══ LISTED RECORDS ══
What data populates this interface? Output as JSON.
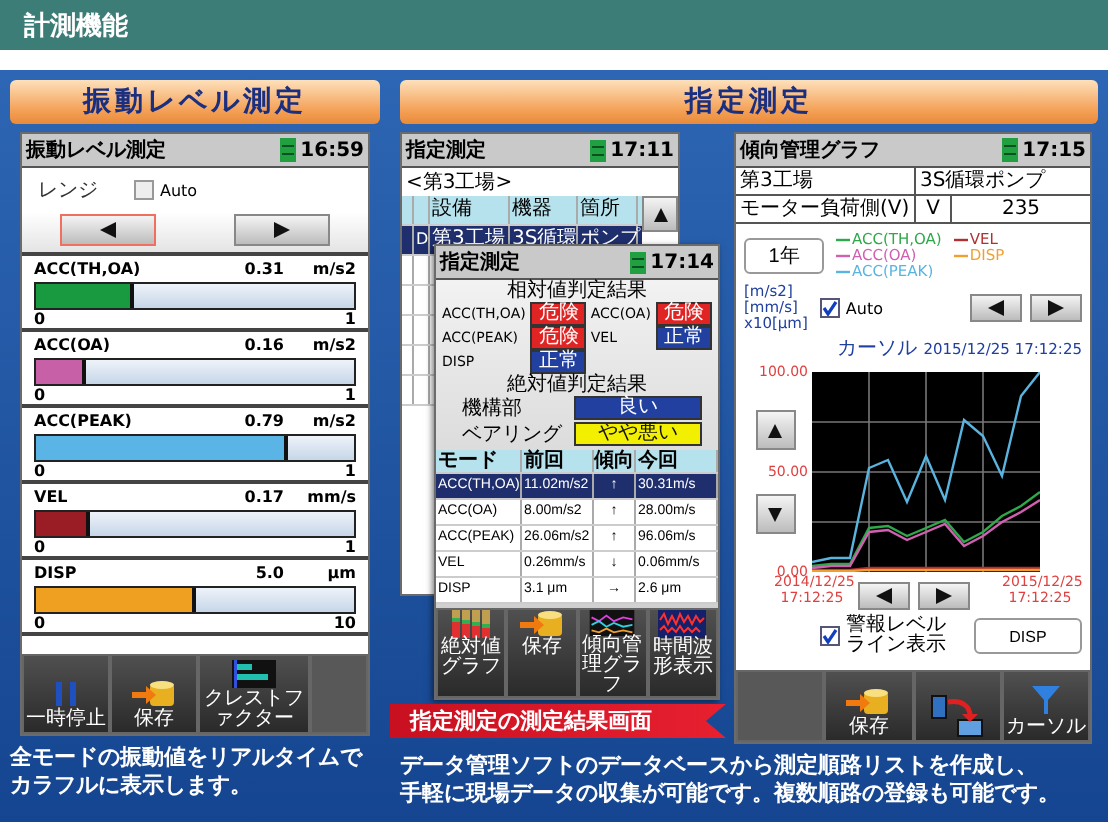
{
  "header": {
    "title": "計測機能"
  },
  "sections": [
    {
      "title": "振動レベル測定"
    },
    {
      "title": "指定測定"
    }
  ],
  "level_screen": {
    "title": "振動レベル測定",
    "time": "16:59",
    "range_label": "レンジ",
    "auto": {
      "label": "Auto",
      "checked": false
    },
    "range_buttons": [
      {
        "kind": "left",
        "selected": true
      },
      {
        "kind": "right",
        "selected": false
      }
    ],
    "meters": [
      {
        "name": "ACC(TH,OA)",
        "value": "0.31",
        "unit": "m/s2",
        "level": 0.31,
        "color": "#1a9a40",
        "min": "0",
        "max": "1"
      },
      {
        "name": "ACC(OA)",
        "value": "0.16",
        "unit": "m/s2",
        "level": 0.16,
        "color": "#c860a8",
        "min": "0",
        "max": "1"
      },
      {
        "name": "ACC(PEAK)",
        "value": "0.79",
        "unit": "m/s2",
        "level": 0.79,
        "color": "#5ab4e6",
        "min": "0",
        "max": "1"
      },
      {
        "name": "VEL",
        "value": "0.17",
        "unit": "mm/s",
        "level": 0.17,
        "color": "#9a1c24",
        "min": "0",
        "max": "1"
      },
      {
        "name": "DISP",
        "value": "5.0",
        "unit": "μm",
        "level": 0.5,
        "color": "#f0a020",
        "min": "0",
        "max": "10"
      }
    ],
    "toolbar": [
      {
        "kind": "pause",
        "label": "一時停止"
      },
      {
        "kind": "save",
        "label": "保存"
      },
      {
        "kind": "crest",
        "label": "クレストファクター"
      },
      {
        "kind": "empty"
      }
    ]
  },
  "left_caption": [
    "全モードの振動値をリアルタイムで",
    "カラフルに表示します。"
  ],
  "route_screen": {
    "title": "指定測定",
    "time": "17:11",
    "location": "<第3工場>",
    "columns": [
      "設備",
      "機器",
      "箇所"
    ],
    "rows": [
      {
        "mark": "D",
        "cells": [
          "第3工場",
          "3S循環",
          "ポンプ"
        ],
        "selected": true
      }
    ]
  },
  "result_dialog": {
    "title": "指定測定",
    "time": "17:14",
    "relative": {
      "heading": "相対値判定結果",
      "items": [
        {
          "name": "ACC(TH,OA)",
          "result": "危険",
          "kind": "danger"
        },
        {
          "name": "ACC(OA)",
          "result": "危険",
          "kind": "danger"
        },
        {
          "name": "ACC(PEAK)",
          "result": "危険",
          "kind": "danger"
        },
        {
          "name": "VEL",
          "result": "正常",
          "kind": "normal"
        },
        {
          "name": "DISP",
          "result": "正常",
          "kind": "normal"
        }
      ]
    },
    "absolute": {
      "heading": "絶対値判定結果",
      "items": [
        {
          "name": "機構部",
          "result": "良い",
          "kind": "good"
        },
        {
          "name": "ベアリング",
          "result": "やや悪い",
          "kind": "fair"
        }
      ]
    },
    "table": {
      "columns": [
        "モード",
        "前回",
        "傾向",
        "今回"
      ],
      "rows": [
        {
          "cells": [
            "ACC(TH,OA)",
            "11.02m/s2",
            "↑",
            "30.31m/s"
          ],
          "selected": true
        },
        {
          "cells": [
            "ACC(OA)",
            "8.00m/s2",
            "↑",
            "28.00m/s"
          ],
          "selected": false
        },
        {
          "cells": [
            "ACC(PEAK)",
            "26.06m/s2",
            "↑",
            "96.06m/s"
          ],
          "selected": false
        },
        {
          "cells": [
            "VEL",
            "0.26mm/s",
            "↓",
            "0.06mm/s"
          ],
          "selected": false
        },
        {
          "cells": [
            "DISP",
            "3.1 μm",
            "→",
            "2.6 μm"
          ],
          "selected": false
        }
      ]
    },
    "toolbar": [
      {
        "kind": "bars",
        "label": "絶対値グラフ"
      },
      {
        "kind": "save",
        "label": "保存"
      },
      {
        "kind": "trend",
        "label": "傾向管理グラフ"
      },
      {
        "kind": "wave",
        "label": "時間波形表示"
      }
    ]
  },
  "banner": "指定測定の測定結果画面",
  "trend_screen": {
    "title": "傾向管理グラフ",
    "time": "17:15",
    "info": [
      [
        "第3工場",
        "3S循環ポンプ"
      ],
      [
        "モーター負荷側(V)",
        "V",
        "235"
      ]
    ],
    "period": "1年",
    "units": [
      "[m/s2]",
      "[mm/s]",
      "x10[μm]"
    ],
    "auto": {
      "label": "Auto",
      "checked": true
    },
    "cursor_label": "カーソル",
    "cursor_time": "2015/12/25 17:12:25",
    "chart_data": {
      "type": "line",
      "categories": [
        "2014/12/25 17:12:25",
        null,
        null,
        null,
        null,
        null,
        null,
        null,
        null,
        null,
        null,
        null,
        "2015/12/25 17:12:25"
      ],
      "ylim": [
        0,
        100
      ],
      "grid": true,
      "yticks": [
        {
          "value": 0,
          "label": "0.00"
        },
        {
          "value": 50,
          "label": "50.00"
        },
        {
          "value": 100,
          "label": "100.00"
        }
      ],
      "series": [
        {
          "name": "ACC(TH,OA)",
          "color": "#2ea84a",
          "values": [
            3,
            4,
            4,
            22,
            23,
            18,
            22,
            26,
            15,
            20,
            28,
            33,
            40
          ]
        },
        {
          "name": "VEL",
          "color": "#b03030",
          "values": [
            1,
            1,
            1,
            2,
            2,
            2,
            2,
            2,
            2,
            2,
            2,
            2,
            2
          ]
        },
        {
          "name": "ACC(OA)",
          "color": "#d060b0",
          "values": [
            2,
            3,
            3,
            20,
            21,
            16,
            20,
            24,
            13,
            18,
            25,
            30,
            36
          ]
        },
        {
          "name": "DISP",
          "color": "#f0a030",
          "values": [
            0,
            0,
            0,
            1,
            1,
            1,
            1,
            1,
            1,
            1,
            1,
            1,
            1
          ]
        },
        {
          "name": "ACC(PEAK)",
          "color": "#5ab4e0",
          "values": [
            5,
            7,
            7,
            52,
            56,
            35,
            58,
            36,
            76,
            68,
            48,
            88,
            100
          ]
        }
      ]
    },
    "alarm_line": {
      "label": "警報レベルライン表示",
      "checked": true
    },
    "mode_button": "DISP",
    "toolbar": [
      {
        "kind": "empty"
      },
      {
        "kind": "save",
        "label": "保存"
      },
      {
        "kind": "swap"
      },
      {
        "kind": "cursor",
        "label": "カーソル"
      }
    ]
  },
  "right_caption": [
    "データ管理ソフトのデータベースから測定順路リストを作成し、",
    "手軽に現場データの収集が可能です。複数順路の登録も可能です。"
  ]
}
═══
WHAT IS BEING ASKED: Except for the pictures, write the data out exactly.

REPLY TO THE EXERCISE:
What data populates this interface? Output as JSON.
{
  "header": {
    "title": "計測機能"
  },
  "sections": [
    {
      "title": "振動レベル測定"
    },
    {
      "title": "指定測定"
    }
  ],
  "level_screen": {
    "title": "振動レベル測定",
    "time": "16:59",
    "range_label": "レンジ",
    "auto": {
      "label": "Auto",
      "checked": false
    },
    "range_buttons": [
      {
        "kind": "left",
        "selected": true
      },
      {
        "kind": "right",
        "selected": false
      }
    ],
    "meters": [
      {
        "name": "ACC(TH,OA)",
        "value": "0.31",
        "unit": "m/s2",
        "level": 0.31,
        "color": "#1a9a40",
        "min": "0",
        "max": "1"
      },
      {
        "name": "ACC(OA)",
        "value": "0.16",
        "unit": "m/s2",
        "level": 0.16,
        "color": "#c860a8",
        "min": "0",
        "max": "1"
      },
      {
        "name": "ACC(PEAK)",
        "value": "0.79",
        "unit": "m/s2",
        "level": 0.79,
        "color": "#5ab4e6",
        "min": "0",
        "max": "1"
      },
      {
        "name": "VEL",
        "value": "0.17",
        "unit": "mm/s",
        "level": 0.17,
        "color": "#9a1c24",
        "min": "0",
        "max": "1"
      },
      {
        "name": "DISP",
        "value": "5.0",
        "unit": "μm",
        "level": 0.5,
        "color": "#f0a020",
        "min": "0",
        "max": "10"
      }
    ],
    "toolbar": [
      {
        "kind": "pause",
        "label": "一時停止"
      },
      {
        "kind": "save",
        "label": "保存"
      },
      {
        "kind": "crest",
        "label": "クレストファクター"
      },
      {
        "kind": "empty"
      }
    ]
  },
  "left_caption": [
    "全モードの振動値をリアルタイムで",
    "カラフルに表示します。"
  ],
  "route_screen": {
    "title": "指定測定",
    "time": "17:11",
    "location": "<第3工場>",
    "columns": [
      "設備",
      "機器",
      "箇所"
    ],
    "rows": [
      {
        "mark": "D",
        "cells": [
          "第3工場",
          "3S循環",
          "ポンプ"
        ],
        "selected": true
      }
    ]
  },
  "result_dialog": {
    "title": "指定測定",
    "time": "17:14",
    "relative": {
      "heading": "相対値判定結果",
      "items": [
        {
          "name": "ACC(TH,OA)",
          "result": "危険",
          "kind": "danger"
        },
        {
          "name": "ACC(OA)",
          "result": "危険",
          "kind": "danger"
        },
        {
          "name": "ACC(PEAK)",
          "result": "危険",
          "kind": "danger"
        },
        {
          "name": "VEL",
          "result": "正常",
          "kind": "normal"
        },
        {
          "name": "DISP",
          "result": "正常",
          "kind": "normal"
        }
      ]
    },
    "absolute": {
      "heading": "絶対値判定結果",
      "items": [
        {
          "name": "機構部",
          "result": "良い",
          "kind": "good"
        },
        {
          "name": "ベアリング",
          "result": "やや悪い",
          "kind": "fair"
        }
      ]
    },
    "table": {
      "columns": [
        "モード",
        "前回",
        "傾向",
        "今回"
      ],
      "rows": [
        {
          "cells": [
            "ACC(TH,OA)",
            "11.02m/s2",
            "↑",
            "30.31m/s"
          ],
          "selected": true
        },
        {
          "cells": [
            "ACC(OA)",
            "8.00m/s2",
            "↑",
            "28.00m/s"
          ],
          "selected": false
        },
        {
          "cells": [
            "ACC(PEAK)",
            "26.06m/s2",
            "↑",
            "96.06m/s"
          ],
          "selected": false
        },
        {
          "cells": [
            "VEL",
            "0.26mm/s",
            "↓",
            "0.06mm/s"
          ],
          "selected": false
        },
        {
          "cells": [
            "DISP",
            "3.1 μm",
            "→",
            "2.6 μm"
          ],
          "selected": false
        }
      ]
    },
    "toolbar": [
      {
        "kind": "bars",
        "label": "絶対値グラフ"
      },
      {
        "kind": "save",
        "label": "保存"
      },
      {
        "kind": "trend",
        "label": "傾向管理グラフ"
      },
      {
        "kind": "wave",
        "label": "時間波形表示"
      }
    ]
  },
  "banner": "指定測定の測定結果画面",
  "trend_screen": {
    "title": "傾向管理グラフ",
    "time": "17:15",
    "info": [
      [
        "第3工場",
        "3S循環ポンプ"
      ],
      [
        "モーター負荷側(V)",
        "V",
        "235"
      ]
    ],
    "period": "1年",
    "units": [
      "[m/s2]",
      "[mm/s]",
      "x10[μm]"
    ],
    "auto": {
      "label": "Auto",
      "checked": true
    },
    "cursor_label": "カーソル",
    "cursor_time": "2015/12/25 17:12:25",
    "chart_data": {
      "type": "line",
      "categories": [
        "2014/12/25 17:12:25",
        null,
        null,
        null,
        null,
        null,
        null,
        null,
        null,
        null,
        null,
        null,
        "2015/12/25 17:12:25"
      ],
      "ylim": [
        0,
        100
      ],
      "grid": true,
      "yticks": [
        {
          "value": 0,
          "label": "0.00"
        },
        {
          "value": 50,
          "label": "50.00"
        },
        {
          "value": 100,
          "label": "100.00"
        }
      ],
      "series": [
        {
          "name": "ACC(TH,OA)",
          "color": "#2ea84a",
          "values": [
            3,
            4,
            4,
            22,
            23,
            18,
            22,
            26,
            15,
            20,
            28,
            33,
            40
          ]
        },
        {
          "name": "VEL",
          "color": "#b03030",
          "values": [
            1,
            1,
            1,
            2,
            2,
            2,
            2,
            2,
            2,
            2,
            2,
            2,
            2
          ]
        },
        {
          "name": "ACC(OA)",
          "color": "#d060b0",
          "values": [
            2,
            3,
            3,
            20,
            21,
            16,
            20,
            24,
            13,
            18,
            25,
            30,
            36
          ]
        },
        {
          "name": "DISP",
          "color": "#f0a030",
          "values": [
            0,
            0,
            0,
            1,
            1,
            1,
            1,
            1,
            1,
            1,
            1,
            1,
            1
          ]
        },
        {
          "name": "ACC(PEAK)",
          "color": "#5ab4e0",
          "values": [
            5,
            7,
            7,
            52,
            56,
            35,
            58,
            36,
            76,
            68,
            48,
            88,
            100
          ]
        }
      ]
    },
    "alarm_line": {
      "label": "警報レベルライン表示",
      "checked": true
    },
    "mode_button": "DISP",
    "toolbar": [
      {
        "kind": "empty"
      },
      {
        "kind": "save",
        "label": "保存"
      },
      {
        "kind": "swap"
      },
      {
        "kind": "cursor",
        "label": "カーソル"
      }
    ]
  },
  "right_caption": [
    "データ管理ソフトのデータベースから測定順路リストを作成し、",
    "手軽に現場データの収集が可能です。複数順路の登録も可能です。"
  ]
}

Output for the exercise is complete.